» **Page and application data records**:
════════

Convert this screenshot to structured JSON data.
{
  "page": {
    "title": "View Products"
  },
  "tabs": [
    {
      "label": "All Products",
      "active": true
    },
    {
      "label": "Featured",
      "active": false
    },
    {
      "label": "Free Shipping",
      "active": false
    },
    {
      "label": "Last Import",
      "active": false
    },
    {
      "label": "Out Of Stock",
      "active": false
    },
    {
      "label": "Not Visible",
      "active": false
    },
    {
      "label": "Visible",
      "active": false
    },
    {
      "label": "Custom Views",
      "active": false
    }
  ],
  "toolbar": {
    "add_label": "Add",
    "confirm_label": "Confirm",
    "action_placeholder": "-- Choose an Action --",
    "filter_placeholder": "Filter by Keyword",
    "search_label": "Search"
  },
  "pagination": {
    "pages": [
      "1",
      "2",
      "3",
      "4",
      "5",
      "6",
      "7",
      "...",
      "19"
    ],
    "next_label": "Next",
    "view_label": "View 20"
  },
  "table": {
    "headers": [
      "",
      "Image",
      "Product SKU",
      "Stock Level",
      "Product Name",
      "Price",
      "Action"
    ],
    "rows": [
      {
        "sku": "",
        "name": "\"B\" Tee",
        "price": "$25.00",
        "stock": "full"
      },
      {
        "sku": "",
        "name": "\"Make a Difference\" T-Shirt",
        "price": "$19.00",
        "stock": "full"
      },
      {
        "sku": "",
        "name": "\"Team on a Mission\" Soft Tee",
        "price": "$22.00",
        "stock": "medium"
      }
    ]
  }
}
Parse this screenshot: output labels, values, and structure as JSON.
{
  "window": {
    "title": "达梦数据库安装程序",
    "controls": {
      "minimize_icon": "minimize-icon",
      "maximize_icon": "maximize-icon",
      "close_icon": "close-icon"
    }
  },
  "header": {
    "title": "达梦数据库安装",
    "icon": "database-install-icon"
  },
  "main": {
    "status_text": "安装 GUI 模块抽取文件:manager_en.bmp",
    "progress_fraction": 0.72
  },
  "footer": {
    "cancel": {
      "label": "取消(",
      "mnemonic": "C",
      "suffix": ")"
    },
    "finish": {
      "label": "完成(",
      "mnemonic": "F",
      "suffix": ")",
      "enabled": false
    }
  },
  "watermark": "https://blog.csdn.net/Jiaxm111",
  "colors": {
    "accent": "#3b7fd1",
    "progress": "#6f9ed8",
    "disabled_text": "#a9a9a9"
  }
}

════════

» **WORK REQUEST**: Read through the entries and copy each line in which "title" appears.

» **TASK RESPONSE**:
    "title": "View Products"
    "title": "达梦数据库安装程序",
    "title": "达梦数据库安装",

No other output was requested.